I saw the awning over the window I would look out for hours each day, holding her in my lap, feeding her a sip at a time through her tumor-clenched teeth, because we couldn’t let her starve the way they said we should. Maybe we should have. When I die, I want it to be the same way, the tumor pushing its tendrils through my brainstem, so I can know what she knew, know whether she could hear us in the end, could feel love pressed into her skin, or only pain.
I drove past that house and I imagined it was twelve years ago, and that she was in that bedroom sleeping, and her mother and I relaxed, God forgive us, grateful for a respite after weeks of her pain.
I wondered what would happen if I knocked on the door and a younger me answered. Would I listen to these words, that it will be worse than you imagine, that it will be nothing like you imagine, that you can burn down your marriage and your friendships and set your very soul aflame in fury, and none of it will heal you, because while the rest of your life is tinder, that hole shot straight through the center of you can never be burned away?
This is what I’ve learned: suffering doesn’t make you noble. Suffering is a burden and a wound and a gift, even, but what you do with it, well, that’s on you, no matter how you rage at the sky. This is what I’ve learned, and maybe I haven’t learned it too late. Maybe it’s not too late.
This is what I would tell me, if I could knock on the door and get me to listen, if I didn’t know that the me twelve years ago was even more stubborn than the man writing to you, and all lit up with the self-righteousness of the afflicted.
I can’t go back there and make that man listen, can’t yank him back from the precipice.
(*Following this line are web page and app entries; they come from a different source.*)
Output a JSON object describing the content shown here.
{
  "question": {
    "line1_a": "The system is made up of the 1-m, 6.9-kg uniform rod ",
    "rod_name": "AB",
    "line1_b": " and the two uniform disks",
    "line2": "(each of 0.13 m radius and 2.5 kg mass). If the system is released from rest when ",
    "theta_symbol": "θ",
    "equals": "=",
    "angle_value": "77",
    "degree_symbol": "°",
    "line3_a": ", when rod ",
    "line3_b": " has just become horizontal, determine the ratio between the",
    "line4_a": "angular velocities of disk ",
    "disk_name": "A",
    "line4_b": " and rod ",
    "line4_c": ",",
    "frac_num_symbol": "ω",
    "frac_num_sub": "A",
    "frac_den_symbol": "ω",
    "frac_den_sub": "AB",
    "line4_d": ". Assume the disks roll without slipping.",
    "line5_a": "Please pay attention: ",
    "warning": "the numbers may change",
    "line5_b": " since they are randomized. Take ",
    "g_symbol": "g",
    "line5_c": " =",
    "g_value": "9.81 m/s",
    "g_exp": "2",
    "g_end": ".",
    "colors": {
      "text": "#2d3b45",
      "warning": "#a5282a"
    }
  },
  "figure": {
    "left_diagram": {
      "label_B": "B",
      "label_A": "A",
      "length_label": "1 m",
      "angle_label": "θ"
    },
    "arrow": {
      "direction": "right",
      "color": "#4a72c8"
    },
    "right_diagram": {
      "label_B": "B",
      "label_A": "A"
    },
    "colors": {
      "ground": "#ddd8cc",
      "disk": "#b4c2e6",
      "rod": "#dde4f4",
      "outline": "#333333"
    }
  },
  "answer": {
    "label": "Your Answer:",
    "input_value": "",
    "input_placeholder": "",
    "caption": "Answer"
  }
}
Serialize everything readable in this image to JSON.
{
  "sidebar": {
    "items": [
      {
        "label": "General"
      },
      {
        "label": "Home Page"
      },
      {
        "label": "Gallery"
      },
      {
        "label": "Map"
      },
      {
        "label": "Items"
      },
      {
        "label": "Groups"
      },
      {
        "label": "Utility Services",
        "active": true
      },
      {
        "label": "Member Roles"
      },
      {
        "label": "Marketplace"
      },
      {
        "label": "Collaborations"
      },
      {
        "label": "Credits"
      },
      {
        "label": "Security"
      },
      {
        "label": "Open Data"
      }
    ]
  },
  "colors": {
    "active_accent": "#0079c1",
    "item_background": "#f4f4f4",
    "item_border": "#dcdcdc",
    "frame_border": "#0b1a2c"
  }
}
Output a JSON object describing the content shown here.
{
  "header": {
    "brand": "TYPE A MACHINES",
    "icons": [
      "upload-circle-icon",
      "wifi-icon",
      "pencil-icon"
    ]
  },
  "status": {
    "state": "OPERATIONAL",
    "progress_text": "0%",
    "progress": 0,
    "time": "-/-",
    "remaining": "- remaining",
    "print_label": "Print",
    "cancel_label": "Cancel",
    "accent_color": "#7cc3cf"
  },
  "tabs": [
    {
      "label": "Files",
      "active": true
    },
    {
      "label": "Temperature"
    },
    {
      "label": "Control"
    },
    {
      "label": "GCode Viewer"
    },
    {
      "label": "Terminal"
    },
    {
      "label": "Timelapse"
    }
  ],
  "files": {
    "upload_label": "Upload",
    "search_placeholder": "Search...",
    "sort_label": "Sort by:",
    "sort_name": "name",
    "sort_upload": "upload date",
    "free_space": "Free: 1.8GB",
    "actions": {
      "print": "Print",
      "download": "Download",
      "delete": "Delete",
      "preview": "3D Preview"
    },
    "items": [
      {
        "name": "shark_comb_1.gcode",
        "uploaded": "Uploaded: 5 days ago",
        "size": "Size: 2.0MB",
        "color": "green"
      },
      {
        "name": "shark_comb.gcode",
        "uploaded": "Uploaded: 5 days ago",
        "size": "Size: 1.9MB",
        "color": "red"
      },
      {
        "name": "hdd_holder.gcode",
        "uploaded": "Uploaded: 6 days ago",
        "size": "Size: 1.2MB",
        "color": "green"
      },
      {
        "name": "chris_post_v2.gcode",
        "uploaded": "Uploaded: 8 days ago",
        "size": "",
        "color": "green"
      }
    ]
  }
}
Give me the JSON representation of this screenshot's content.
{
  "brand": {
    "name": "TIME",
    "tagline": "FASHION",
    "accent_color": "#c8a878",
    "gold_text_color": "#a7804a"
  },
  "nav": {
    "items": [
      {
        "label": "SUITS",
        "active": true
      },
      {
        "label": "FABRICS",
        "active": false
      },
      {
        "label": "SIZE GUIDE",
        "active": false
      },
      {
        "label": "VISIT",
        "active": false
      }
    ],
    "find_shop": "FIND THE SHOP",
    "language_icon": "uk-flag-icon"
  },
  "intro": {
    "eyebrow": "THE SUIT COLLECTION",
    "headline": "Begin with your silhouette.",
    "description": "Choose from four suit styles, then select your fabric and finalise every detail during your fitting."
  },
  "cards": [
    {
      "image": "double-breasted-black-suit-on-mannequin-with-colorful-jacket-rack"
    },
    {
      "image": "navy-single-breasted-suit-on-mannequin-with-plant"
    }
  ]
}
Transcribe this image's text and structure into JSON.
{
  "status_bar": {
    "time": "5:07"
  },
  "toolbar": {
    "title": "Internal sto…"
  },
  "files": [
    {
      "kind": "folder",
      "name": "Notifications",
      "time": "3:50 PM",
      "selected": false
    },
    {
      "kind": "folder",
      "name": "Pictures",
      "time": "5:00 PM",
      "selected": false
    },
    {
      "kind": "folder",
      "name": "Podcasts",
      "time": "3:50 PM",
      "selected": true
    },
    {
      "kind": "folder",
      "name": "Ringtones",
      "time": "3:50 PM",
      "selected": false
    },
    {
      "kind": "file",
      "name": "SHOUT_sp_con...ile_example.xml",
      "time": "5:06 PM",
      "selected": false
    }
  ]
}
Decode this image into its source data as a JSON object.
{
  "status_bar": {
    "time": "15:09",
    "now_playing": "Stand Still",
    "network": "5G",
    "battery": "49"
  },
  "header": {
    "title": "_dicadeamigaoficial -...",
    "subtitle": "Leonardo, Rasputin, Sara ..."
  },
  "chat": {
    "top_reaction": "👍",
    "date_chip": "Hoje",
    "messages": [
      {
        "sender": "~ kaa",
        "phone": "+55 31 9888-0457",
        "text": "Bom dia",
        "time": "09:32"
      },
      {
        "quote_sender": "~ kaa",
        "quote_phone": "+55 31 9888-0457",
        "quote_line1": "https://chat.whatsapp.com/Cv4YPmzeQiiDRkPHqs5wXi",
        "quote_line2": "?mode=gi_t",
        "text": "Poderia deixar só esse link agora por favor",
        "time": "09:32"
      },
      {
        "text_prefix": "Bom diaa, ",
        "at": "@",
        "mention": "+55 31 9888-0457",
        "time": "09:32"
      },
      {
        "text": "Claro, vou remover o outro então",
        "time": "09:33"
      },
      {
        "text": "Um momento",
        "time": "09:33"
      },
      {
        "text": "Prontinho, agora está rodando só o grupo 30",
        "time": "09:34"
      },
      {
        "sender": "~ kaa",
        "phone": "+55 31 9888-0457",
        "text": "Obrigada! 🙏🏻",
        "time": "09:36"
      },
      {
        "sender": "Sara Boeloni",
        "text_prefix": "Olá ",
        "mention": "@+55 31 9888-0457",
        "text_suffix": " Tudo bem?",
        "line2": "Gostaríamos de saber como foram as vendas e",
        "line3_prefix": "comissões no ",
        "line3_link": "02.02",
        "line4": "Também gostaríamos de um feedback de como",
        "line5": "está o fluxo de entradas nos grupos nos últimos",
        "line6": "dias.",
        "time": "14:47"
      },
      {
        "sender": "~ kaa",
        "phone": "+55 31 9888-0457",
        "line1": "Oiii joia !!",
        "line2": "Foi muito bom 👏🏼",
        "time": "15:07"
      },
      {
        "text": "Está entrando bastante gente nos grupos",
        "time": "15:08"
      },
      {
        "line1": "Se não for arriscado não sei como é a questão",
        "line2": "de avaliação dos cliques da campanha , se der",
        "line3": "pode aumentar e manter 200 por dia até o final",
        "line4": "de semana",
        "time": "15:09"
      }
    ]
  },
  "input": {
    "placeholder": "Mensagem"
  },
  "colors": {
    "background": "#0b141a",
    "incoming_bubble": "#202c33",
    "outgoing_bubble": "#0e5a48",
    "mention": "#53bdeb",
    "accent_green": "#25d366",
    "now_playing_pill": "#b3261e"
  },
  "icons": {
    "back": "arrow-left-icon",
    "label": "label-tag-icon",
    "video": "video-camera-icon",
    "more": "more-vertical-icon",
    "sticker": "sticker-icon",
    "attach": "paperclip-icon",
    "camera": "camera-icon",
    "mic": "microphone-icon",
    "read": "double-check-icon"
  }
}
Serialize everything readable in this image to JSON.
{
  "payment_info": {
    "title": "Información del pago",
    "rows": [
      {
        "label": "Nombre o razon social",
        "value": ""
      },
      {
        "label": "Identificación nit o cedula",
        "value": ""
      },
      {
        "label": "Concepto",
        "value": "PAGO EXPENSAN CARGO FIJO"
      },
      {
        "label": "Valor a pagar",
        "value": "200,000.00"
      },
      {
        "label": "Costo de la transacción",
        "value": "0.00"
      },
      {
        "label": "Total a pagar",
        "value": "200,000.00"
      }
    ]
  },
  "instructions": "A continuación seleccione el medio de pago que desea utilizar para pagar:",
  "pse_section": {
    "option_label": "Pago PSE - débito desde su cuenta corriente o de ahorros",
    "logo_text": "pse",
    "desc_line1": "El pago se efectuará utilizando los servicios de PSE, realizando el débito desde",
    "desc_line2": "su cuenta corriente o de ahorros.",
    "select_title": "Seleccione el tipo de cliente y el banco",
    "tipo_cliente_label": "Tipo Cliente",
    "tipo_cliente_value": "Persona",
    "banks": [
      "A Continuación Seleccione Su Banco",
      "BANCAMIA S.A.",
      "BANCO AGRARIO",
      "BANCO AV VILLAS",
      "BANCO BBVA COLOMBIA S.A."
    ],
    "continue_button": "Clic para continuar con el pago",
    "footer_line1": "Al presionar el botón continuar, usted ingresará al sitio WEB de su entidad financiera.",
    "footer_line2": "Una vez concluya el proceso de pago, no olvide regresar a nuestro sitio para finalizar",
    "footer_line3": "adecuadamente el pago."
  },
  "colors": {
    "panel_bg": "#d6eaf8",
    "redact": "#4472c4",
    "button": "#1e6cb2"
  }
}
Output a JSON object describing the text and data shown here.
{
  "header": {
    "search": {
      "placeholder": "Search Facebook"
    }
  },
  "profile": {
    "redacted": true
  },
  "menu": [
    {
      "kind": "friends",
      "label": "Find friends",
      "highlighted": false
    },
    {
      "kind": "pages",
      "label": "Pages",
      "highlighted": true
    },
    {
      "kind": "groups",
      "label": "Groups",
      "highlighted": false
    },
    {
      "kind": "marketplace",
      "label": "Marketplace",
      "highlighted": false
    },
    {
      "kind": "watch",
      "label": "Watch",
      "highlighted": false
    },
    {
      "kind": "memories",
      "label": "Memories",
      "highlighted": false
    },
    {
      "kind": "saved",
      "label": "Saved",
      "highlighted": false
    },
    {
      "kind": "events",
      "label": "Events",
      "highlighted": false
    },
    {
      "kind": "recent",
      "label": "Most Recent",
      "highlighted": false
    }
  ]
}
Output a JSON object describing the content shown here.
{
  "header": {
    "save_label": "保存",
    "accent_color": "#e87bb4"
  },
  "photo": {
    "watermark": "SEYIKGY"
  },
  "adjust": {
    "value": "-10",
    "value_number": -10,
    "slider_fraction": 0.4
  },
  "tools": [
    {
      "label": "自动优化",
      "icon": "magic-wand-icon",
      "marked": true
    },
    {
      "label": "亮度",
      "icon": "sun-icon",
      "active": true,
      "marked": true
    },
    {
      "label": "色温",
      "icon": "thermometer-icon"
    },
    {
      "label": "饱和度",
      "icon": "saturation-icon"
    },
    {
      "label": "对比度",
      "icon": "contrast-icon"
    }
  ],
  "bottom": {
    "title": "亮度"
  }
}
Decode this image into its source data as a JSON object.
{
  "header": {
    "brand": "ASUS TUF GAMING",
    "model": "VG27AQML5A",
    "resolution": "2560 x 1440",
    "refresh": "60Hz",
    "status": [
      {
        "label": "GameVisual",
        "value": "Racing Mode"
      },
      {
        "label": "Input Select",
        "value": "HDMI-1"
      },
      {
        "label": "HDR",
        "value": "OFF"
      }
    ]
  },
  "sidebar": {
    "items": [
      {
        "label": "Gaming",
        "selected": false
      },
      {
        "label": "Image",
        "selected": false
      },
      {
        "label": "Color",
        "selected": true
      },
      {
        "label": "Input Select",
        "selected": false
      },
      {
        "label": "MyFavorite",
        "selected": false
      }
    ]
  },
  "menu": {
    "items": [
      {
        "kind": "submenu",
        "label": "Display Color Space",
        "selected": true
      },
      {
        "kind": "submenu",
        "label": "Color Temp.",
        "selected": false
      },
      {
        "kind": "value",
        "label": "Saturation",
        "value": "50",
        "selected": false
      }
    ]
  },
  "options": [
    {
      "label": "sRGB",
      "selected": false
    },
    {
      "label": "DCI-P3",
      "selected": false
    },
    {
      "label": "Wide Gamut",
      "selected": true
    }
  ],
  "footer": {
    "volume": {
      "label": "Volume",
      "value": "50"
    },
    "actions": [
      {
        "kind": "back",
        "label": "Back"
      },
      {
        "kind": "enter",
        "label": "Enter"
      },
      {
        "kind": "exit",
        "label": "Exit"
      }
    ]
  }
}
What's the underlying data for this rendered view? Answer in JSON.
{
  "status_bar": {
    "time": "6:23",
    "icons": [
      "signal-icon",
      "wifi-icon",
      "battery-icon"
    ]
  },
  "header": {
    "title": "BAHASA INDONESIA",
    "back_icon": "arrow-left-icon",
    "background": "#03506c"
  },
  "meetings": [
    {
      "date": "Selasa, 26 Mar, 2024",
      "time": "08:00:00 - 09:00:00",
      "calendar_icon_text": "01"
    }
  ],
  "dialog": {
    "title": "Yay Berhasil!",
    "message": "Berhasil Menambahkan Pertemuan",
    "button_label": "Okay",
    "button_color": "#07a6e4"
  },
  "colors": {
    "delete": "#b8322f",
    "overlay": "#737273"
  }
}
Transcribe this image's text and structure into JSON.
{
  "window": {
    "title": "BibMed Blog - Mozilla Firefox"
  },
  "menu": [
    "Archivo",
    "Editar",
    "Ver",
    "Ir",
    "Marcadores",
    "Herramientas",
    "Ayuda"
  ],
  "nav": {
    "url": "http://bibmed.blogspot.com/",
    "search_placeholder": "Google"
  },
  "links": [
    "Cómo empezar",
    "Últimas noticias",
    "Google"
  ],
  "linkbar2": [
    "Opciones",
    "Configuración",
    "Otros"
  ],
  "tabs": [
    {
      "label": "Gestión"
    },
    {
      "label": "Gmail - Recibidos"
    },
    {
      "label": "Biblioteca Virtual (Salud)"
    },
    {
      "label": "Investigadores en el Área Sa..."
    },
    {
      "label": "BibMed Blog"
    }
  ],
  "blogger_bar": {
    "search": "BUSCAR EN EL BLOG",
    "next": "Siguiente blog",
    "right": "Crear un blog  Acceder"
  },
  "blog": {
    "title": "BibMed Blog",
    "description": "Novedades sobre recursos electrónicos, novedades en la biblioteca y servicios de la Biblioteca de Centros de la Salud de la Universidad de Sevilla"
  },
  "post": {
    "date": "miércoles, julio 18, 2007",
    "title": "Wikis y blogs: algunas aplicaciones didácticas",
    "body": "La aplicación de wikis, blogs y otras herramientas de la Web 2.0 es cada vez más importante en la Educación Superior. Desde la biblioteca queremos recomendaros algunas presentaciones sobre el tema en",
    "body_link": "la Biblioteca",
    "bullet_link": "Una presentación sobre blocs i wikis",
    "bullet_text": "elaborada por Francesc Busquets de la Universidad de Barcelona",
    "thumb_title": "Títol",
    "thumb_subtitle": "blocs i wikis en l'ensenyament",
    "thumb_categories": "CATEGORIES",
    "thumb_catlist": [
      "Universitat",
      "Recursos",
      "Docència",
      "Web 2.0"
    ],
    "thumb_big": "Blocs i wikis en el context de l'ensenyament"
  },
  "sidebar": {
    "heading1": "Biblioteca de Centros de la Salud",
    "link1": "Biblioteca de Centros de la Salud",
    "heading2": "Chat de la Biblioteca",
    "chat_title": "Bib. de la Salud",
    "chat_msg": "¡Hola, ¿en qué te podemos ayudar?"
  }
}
So I’ll whisper it to this man who is whispering to you, as he climbs up from the cavern, hands bloodied and slipping, straining to see just a crack of light above, to know this is not his tomb. I’ll whisper to him — and to you, those of you who need to hear it — that it’s not too late. I’ll remind him of that girl, eyes fluttering open even as death crushed her, eyes opening out of stubbornness and love, faith-filled that there is light even in the valley of death’s shadow.
Especially in that valley. For if there is no light there, where will it be found?